IN CASE YOU MISSED IT
Why Are There More Potatoes in My Blue Apron Box? by Leigh Gallagher
Uber Enables Tipping for Drivers Across the U.S. and Canada by Kirsten Korosec
Toyota Just Tested Its New Robot With a Disabled War Veteran by Jonathan Vanian
Apple Could Make Change to Its News App Ads by Don Reisinger
‘CopyCat’ Malware Infected 14 Million Google Android Devices by Robert Hackett
This Sports Streaming Service Aims for the Mainstream With Football Games by Tom Huddleston, Jr.
Apple Might Have Big Plans for the 2018 iPhone Line by Don Reisinger
FOOD FOR THOUGHT
Never charge your phone again? Sounds great, too good to be true—almost. Researchers at the University of Washington say they've built a working prototype of just such a dream handset. Shyam Gollakota, an associate professor at UW and one of the phone's creators, says the device can be powered by wireless electrical transmissions, among other means, but has also has been re-engineered to use less electricity:
We've built what we believe is the first functioning cellphone that consumes almost zero power. To achieve the really, really low power consumption that you need to run a phone by harvesting energy from the environment, we had to fundamentally rethink how these devices are designed.
FOR YOUR WEEKEND READING PLEASURE
A few interesting longer reads I came across this week, suitable for perusing over the weekend:
The Story Behind the World’s Most Famous Desktop Background
It was this vision of Sonoma County that flashed by Charles O'Rear’s car window as he drove down Highway 121 in 1998. Although he was a professional photographer, with work featured in National Geographic and the Los Angeles Times, O'Rear wasn't on assignment that Friday afternoon. Instead, he was headed to visit his then-girlfriend (now-wife) near San Francisco.
Death By Bitcoin
When Portland Police Bureau detectives arrived at Aisha's townhouse, they were initially stymied. Their investigation would eventually lead them across the country and into the deepest recesses of the Internet: places where the common currency is Bitcoin, and where buyers and sellers are anonymous and far removed from each other.
Slow Crash: Economist Michael Hudson on the Future of the Stock Market
I'm not sure it'll be an explosion. It's more like a slow crash. It's more like people are getting desperate. They're having to live off their credit cards, not to buy luxuries but just simply to break even. They're falling further and further behind, and as they fall behind the interest rate rises, the penalties rise, so people are getting more and more squeezed.
In 1947, A High-Altitude Balloon Crash Landed in Roswell. The Aliens Never Left
Major Jesse Marcel, an intelligence officer from the base, returned to the site to investigate more thoroughly and collected all of the "wreckage." As they tried to ascertain what the materials were, Marcel chose to make a public statement. On July 8, Marcel's comments ran in the local afternoon newspaper, the Roswell Daily Record, alongside a headline stating "RAAF Captures Flying Saucer on Ranch in Roswell."
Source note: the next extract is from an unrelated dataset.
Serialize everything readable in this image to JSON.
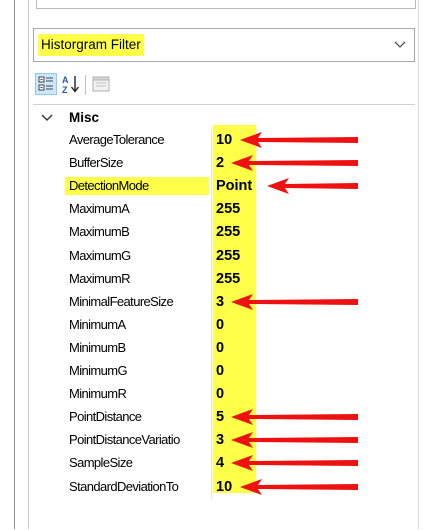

BEFORE YOU GO
David Bowie famously wondered if we'd ever know, in his 1973 hit, if there's life on Mars. The data this week isn't good. According to a new study published in the journal Nature, several substances found in the martian soil combined with high levels of UV radiation hitting the red planet's surface would be deadly for bacterial life. Or as the authors note:
These data show that the combined effects of at least three components of the Martian surface, activated by surface photochemistry, render the present-day surface more uninhabitable than previously thought, and demonstrate the low probability of survival of biological contaminants released from robotic and human exploration missions.